**REQUIREMENT**
Go through the records below and set each one down exactly, leaving out any pictures.

**INPUT DATA**
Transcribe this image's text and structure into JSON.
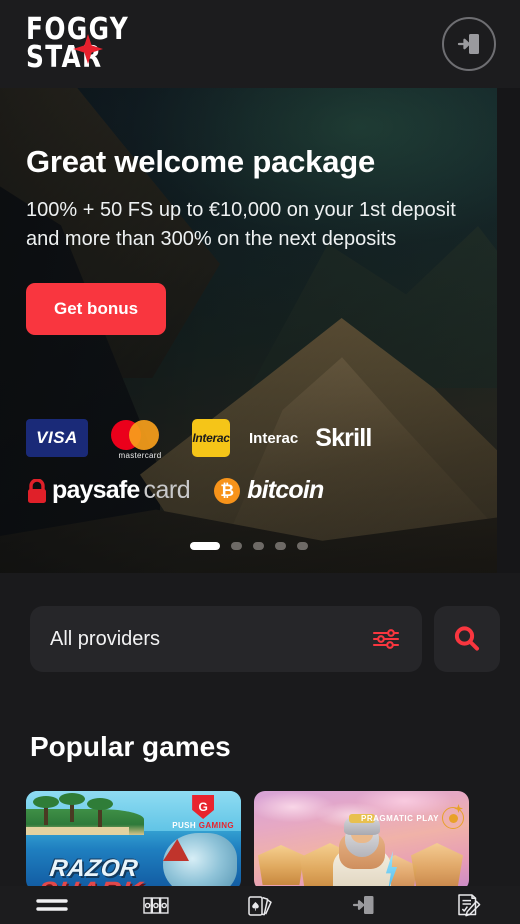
{
  "header": {
    "logo_line_1": "FOGGY",
    "logo_line_2": "STAR",
    "login_icon": "login-door-icon",
    "accent_color": "#f9363f"
  },
  "banner": {
    "title": "Great welcome package",
    "subtitle_line_1": "100% + 50 FS up to €10,000 on your 1st deposit",
    "subtitle_line_2": "and more than 300% on the next deposits",
    "cta_label": "Get bonus",
    "payments_row_1": [
      {
        "name": "VISA",
        "icon": "visa-logo"
      },
      {
        "name": "mastercard",
        "icon": "mastercard-logo"
      },
      {
        "name": "Interac",
        "icon": "interac-logo"
      },
      {
        "name": "Skrill",
        "icon": "skrill-logo"
      }
    ],
    "payments_row_2": [
      {
        "name": "paysafe",
        "name_2": "card",
        "icon": "paysafecard-logo"
      },
      {
        "name": "bitcoin",
        "symbol": "₿",
        "icon": "bitcoin-logo"
      }
    ],
    "carousel": {
      "total": 5,
      "active_index": 0
    }
  },
  "filters": {
    "providers_label": "All providers",
    "filter_icon": "sliders-icon",
    "search_icon": "search-icon"
  },
  "popular": {
    "title": "Popular games",
    "games": [
      {
        "title_line_1": "RAZOR",
        "title_line_2": "SHARK",
        "provider": "PUSH GAMING",
        "provider_word_1": "PUSH",
        "provider_word_2": "GAMING",
        "badge_letter": "G"
      },
      {
        "title_line_1": "",
        "title_line_2": "",
        "provider": "PRAGMATIC PLAY",
        "provider_word_1": "PRAGMATIC",
        "provider_word_2": "PLAY",
        "badge_letter": ""
      }
    ]
  },
  "bottom_nav": [
    {
      "name": "menu",
      "icon": "hamburger-menu-icon"
    },
    {
      "name": "slots",
      "icon": "slot-machine-icon"
    },
    {
      "name": "live-casino",
      "icon": "playing-cards-icon"
    },
    {
      "name": "login",
      "icon": "login-door-icon"
    },
    {
      "name": "register",
      "icon": "signup-form-pen-icon"
    }
  ]
}
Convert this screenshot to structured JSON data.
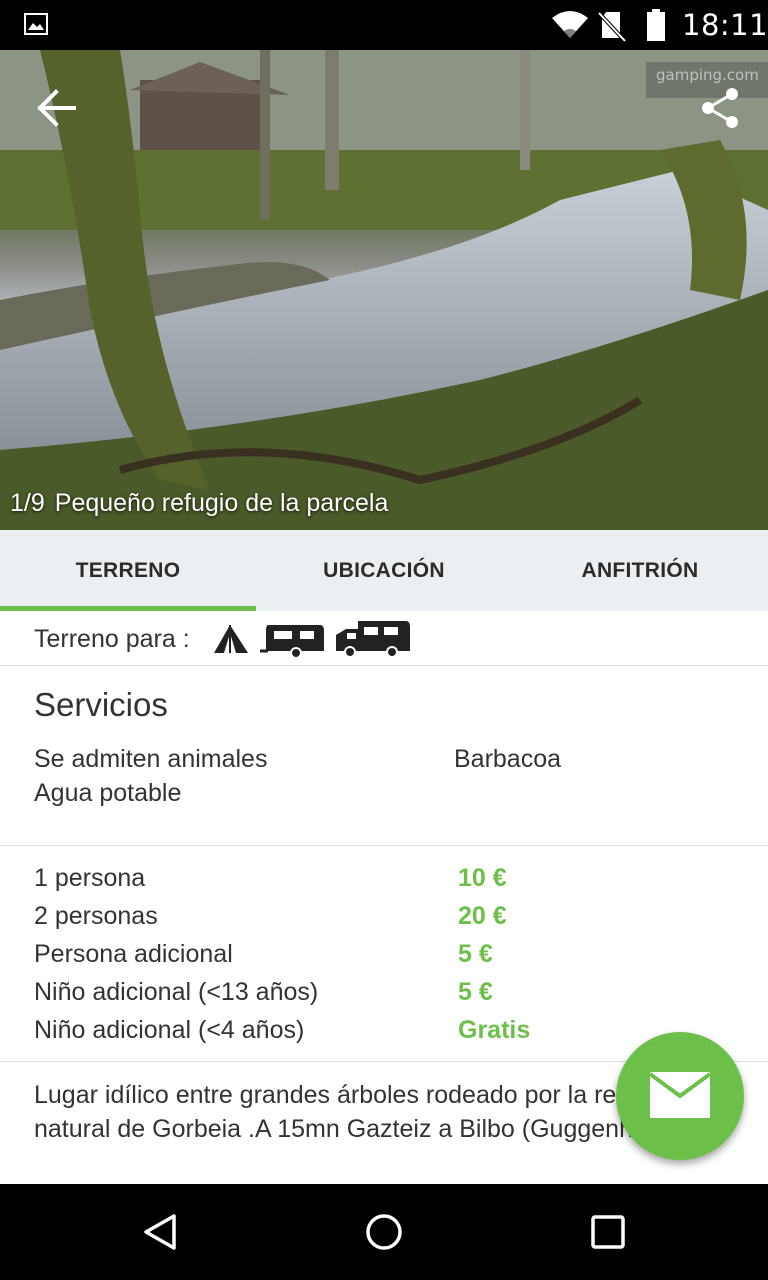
{
  "status_bar": {
    "time": "18:11"
  },
  "hero": {
    "watermark": "gamping.com",
    "photo_index": "1/9",
    "caption": "Pequeño refugio de la parcela"
  },
  "tabs": [
    {
      "label": "TERRENO",
      "active": true
    },
    {
      "label": "UBICACIÓN",
      "active": false
    },
    {
      "label": "ANFITRIÓN",
      "active": false
    }
  ],
  "terreno": {
    "label": "Terreno para :",
    "icons": [
      "tent-icon",
      "caravan-icon",
      "camper-van-icon"
    ]
  },
  "servicios": {
    "title": "Servicios",
    "left": [
      "Se admiten animales",
      "Agua potable"
    ],
    "right": [
      "Barbacoa"
    ]
  },
  "prices": [
    {
      "label": "1 persona",
      "value": "10 €"
    },
    {
      "label": "2 personas",
      "value": "20 €"
    },
    {
      "label": "Persona adicional",
      "value": "5 €"
    },
    {
      "label": "Niño adicional (<13 años)",
      "value": "5 €"
    },
    {
      "label": "Niño adicional (<4 años)",
      "value": "Gratis"
    }
  ],
  "description": "Lugar idílico entre grandes árboles rodeado por la reserva natural de Gorbeia .A  15mn Gazteiz a Bilbo (Guggenhein).",
  "colors": {
    "accent": "#6cc04a",
    "tab_bg": "#eceff1"
  },
  "fab": {
    "icon": "mail-icon"
  }
}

**RESULT FOR THIS EXERCISE**
Transcribe this image's text and structure into JSON.
{
  "header": {
    "logo_line_1": "FOGGY",
    "logo_line_2": "STAR",
    "login_icon": "login-door-icon",
    "accent_color": "#f9363f"
  },
  "banner": {
    "title": "Great welcome package",
    "subtitle_line_1": "100% + 50 FS up to €10,000 on your 1st deposit",
    "subtitle_line_2": "and more than 300% on the next deposits",
    "cta_label": "Get bonus",
    "payments_row_1": [
      {
        "name": "VISA",
        "icon": "visa-logo"
      },
      {
        "name": "mastercard",
        "icon": "mastercard-logo"
      },
      {
        "name": "Interac",
        "icon": "interac-logo"
      },
      {
        "name": "Skrill",
        "icon": "skrill-logo"
      }
    ],
    "payments_row_2": [
      {
        "name": "paysafe",
        "name_2": "card",
        "icon": "paysafecard-logo"
      },
      {
        "name": "bitcoin",
        "symbol": "₿",
        "icon": "bitcoin-logo"
      }
    ],
    "carousel": {
      "total": 5,
      "active_index": 0
    }
  },
  "filters": {
    "providers_label": "All providers",
    "filter_icon": "sliders-icon",
    "search_icon": "search-icon"
  },
  "popular": {
    "title": "Popular games",
    "games": [
      {
        "title_line_1": "RAZOR",
        "title_line_2": "SHARK",
        "provider": "PUSH GAMING",
        "provider_word_1": "PUSH",
        "provider_word_2": "GAMING",
        "badge_letter": "G"
      },
      {
        "title_line_1": "",
        "title_line_2": "",
        "provider": "PRAGMATIC PLAY",
        "provider_word_1": "PRAGMATIC",
        "provider_word_2": "PLAY",
        "badge_letter": ""
      }
    ]
  },
  "bottom_nav": [
    {
      "name": "menu",
      "icon": "hamburger-menu-icon"
    },
    {
      "name": "slots",
      "icon": "slot-machine-icon"
    },
    {
      "name": "live-casino",
      "icon": "playing-cards-icon"
    },
    {
      "name": "login",
      "icon": "login-door-icon"
    },
    {
      "name": "register",
      "icon": "signup-form-pen-icon"
    }
  ]
}
Convert this screenshot to structured JSON data.
{
  "status_bar": {
    "time": "18:11"
  },
  "hero": {
    "watermark": "gamping.com",
    "photo_index": "1/9",
    "caption": "Pequeño refugio de la parcela"
  },
  "tabs": [
    {
      "label": "TERRENO",
      "active": true
    },
    {
      "label": "UBICACIÓN",
      "active": false
    },
    {
      "label": "ANFITRIÓN",
      "active": false
    }
  ],
  "terreno": {
    "label": "Terreno para :",
    "icons": [
      "tent-icon",
      "caravan-icon",
      "camper-van-icon"
    ]
  },
  "servicios": {
    "title": "Servicios",
    "left": [
      "Se admiten animales",
      "Agua potable"
    ],
    "right": [
      "Barbacoa"
    ]
  },
  "prices": [
    {
      "label": "1 persona",
      "value": "10 €"
    },
    {
      "label": "2 personas",
      "value": "20 €"
    },
    {
      "label": "Persona adicional",
      "value": "5 €"
    },
    {
      "label": "Niño adicional (<13 años)",
      "value": "5 €"
    },
    {
      "label": "Niño adicional (<4 años)",
      "value": "Gratis"
    }
  ],
  "description": "Lugar idílico entre grandes árboles rodeado por la reserva natural de Gorbeia .A  15mn Gazteiz a Bilbo (Guggenhein).",
  "colors": {
    "accent": "#6cc04a",
    "tab_bg": "#eceff1"
  },
  "fab": {
    "icon": "mail-icon"
  }
}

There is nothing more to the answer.